__TASK GOAL__: Spot each line in the data below containing "size" and copy it.

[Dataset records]
☆ ☆ ☆

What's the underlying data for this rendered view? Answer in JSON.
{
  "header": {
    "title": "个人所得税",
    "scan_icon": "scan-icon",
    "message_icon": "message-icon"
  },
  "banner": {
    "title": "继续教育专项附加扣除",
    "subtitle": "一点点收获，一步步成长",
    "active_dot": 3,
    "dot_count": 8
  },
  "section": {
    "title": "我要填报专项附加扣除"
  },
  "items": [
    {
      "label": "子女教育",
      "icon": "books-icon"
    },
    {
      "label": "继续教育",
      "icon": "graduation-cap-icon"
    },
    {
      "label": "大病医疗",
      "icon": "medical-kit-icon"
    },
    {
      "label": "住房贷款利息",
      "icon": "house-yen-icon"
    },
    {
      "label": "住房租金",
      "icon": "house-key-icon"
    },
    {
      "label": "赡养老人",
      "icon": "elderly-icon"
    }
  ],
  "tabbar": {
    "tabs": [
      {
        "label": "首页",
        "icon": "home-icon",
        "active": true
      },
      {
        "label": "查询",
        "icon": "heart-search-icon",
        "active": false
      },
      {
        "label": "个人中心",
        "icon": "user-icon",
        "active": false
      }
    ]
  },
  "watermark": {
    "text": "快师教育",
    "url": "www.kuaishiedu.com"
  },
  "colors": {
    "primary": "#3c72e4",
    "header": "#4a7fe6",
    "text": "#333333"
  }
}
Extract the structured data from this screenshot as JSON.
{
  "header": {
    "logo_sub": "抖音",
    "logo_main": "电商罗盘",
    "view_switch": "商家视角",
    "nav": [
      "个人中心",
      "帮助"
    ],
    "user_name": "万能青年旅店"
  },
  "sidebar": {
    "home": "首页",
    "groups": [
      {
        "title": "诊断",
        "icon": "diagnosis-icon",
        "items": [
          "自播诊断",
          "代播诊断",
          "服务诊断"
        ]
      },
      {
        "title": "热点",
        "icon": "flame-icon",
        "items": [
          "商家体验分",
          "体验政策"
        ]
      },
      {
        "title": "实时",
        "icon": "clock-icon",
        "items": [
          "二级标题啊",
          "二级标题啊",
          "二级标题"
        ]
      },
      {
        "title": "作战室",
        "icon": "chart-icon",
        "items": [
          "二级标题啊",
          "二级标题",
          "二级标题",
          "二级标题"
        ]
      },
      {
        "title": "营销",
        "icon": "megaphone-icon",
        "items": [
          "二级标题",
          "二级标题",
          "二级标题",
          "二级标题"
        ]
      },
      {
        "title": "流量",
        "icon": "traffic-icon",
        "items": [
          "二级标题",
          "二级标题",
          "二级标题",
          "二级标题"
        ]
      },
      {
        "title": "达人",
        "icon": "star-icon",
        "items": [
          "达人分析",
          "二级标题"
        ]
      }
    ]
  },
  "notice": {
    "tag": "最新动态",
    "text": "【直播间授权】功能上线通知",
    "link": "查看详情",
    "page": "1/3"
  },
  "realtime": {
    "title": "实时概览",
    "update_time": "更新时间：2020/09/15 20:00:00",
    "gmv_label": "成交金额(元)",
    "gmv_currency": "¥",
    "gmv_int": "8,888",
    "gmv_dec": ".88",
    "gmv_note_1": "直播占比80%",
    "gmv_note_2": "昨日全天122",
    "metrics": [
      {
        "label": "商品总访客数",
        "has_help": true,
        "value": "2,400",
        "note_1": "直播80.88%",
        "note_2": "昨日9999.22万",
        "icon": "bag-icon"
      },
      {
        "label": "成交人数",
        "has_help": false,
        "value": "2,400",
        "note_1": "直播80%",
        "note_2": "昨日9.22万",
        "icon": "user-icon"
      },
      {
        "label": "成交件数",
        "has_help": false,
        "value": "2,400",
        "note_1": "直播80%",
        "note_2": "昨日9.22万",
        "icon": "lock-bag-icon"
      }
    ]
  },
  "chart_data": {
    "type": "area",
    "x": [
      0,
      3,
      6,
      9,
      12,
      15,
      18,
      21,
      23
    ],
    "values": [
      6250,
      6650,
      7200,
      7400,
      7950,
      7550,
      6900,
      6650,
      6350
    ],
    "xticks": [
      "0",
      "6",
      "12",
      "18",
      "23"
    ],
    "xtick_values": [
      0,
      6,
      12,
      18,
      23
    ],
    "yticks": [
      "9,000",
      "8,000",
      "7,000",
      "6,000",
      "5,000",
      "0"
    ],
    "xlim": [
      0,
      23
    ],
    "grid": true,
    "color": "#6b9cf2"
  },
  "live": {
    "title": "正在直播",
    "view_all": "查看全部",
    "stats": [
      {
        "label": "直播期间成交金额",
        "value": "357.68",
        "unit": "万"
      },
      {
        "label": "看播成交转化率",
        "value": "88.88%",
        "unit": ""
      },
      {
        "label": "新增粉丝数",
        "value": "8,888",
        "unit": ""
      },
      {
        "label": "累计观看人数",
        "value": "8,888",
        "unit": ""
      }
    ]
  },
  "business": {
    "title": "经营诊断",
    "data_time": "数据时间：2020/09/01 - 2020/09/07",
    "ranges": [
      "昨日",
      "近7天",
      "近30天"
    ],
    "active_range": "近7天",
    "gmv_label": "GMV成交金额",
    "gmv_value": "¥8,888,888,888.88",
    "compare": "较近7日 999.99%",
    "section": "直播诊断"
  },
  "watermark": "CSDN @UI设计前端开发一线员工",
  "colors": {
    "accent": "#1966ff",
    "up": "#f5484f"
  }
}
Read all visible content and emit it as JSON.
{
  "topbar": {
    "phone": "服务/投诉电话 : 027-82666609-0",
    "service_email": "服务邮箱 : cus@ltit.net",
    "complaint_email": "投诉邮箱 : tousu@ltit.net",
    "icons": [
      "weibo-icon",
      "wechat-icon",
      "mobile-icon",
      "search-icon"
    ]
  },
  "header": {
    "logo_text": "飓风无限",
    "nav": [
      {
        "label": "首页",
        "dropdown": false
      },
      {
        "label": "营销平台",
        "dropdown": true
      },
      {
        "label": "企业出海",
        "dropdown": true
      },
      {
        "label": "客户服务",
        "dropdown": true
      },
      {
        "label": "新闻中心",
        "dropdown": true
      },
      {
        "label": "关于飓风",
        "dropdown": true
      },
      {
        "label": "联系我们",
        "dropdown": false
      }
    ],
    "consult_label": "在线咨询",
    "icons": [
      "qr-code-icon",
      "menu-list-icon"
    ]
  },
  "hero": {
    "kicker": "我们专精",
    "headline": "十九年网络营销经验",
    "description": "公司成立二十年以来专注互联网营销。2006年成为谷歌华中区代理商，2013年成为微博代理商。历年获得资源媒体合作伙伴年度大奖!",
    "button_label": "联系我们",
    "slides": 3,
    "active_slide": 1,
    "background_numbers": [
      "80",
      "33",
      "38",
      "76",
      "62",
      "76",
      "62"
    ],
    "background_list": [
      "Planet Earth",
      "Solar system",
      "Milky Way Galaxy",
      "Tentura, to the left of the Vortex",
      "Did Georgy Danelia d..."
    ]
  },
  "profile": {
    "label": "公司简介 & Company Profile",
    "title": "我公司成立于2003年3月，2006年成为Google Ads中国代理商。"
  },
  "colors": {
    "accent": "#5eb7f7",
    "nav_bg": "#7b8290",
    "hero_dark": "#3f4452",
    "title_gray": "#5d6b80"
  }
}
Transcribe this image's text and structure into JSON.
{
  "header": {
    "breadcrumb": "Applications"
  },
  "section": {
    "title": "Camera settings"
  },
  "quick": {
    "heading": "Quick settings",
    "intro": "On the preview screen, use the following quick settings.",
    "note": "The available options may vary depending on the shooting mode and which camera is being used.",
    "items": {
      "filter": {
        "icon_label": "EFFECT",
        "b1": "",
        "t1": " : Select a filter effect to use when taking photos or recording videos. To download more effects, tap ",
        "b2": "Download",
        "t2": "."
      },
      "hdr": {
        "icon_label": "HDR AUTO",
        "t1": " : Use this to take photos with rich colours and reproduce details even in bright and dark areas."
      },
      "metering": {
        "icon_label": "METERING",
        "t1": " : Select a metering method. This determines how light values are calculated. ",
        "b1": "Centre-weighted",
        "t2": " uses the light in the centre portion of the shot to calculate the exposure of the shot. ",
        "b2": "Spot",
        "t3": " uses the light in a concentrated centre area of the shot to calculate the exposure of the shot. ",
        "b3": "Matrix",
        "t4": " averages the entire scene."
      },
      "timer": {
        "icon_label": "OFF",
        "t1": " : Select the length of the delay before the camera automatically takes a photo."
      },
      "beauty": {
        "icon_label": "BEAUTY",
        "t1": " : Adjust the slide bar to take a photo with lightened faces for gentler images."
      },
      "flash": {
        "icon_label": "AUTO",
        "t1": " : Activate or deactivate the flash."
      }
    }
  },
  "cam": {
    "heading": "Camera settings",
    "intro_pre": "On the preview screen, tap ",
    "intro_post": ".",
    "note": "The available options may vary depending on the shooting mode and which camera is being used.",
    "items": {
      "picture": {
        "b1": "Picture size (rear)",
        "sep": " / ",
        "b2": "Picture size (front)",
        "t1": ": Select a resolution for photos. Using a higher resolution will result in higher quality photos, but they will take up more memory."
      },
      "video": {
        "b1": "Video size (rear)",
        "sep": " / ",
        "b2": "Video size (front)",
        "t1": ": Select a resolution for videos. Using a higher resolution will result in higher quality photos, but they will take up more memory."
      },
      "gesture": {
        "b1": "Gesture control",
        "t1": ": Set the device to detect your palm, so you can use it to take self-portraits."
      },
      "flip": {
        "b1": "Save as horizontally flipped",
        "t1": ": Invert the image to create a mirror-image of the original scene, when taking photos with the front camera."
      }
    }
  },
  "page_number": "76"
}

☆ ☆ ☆

__ANSWER SECTION__:
        "b1": "Picture size (rear)",
        "b2": "Picture size (front)",
        "b1": "Video size (rear)",
        "b2": "Video size (front)",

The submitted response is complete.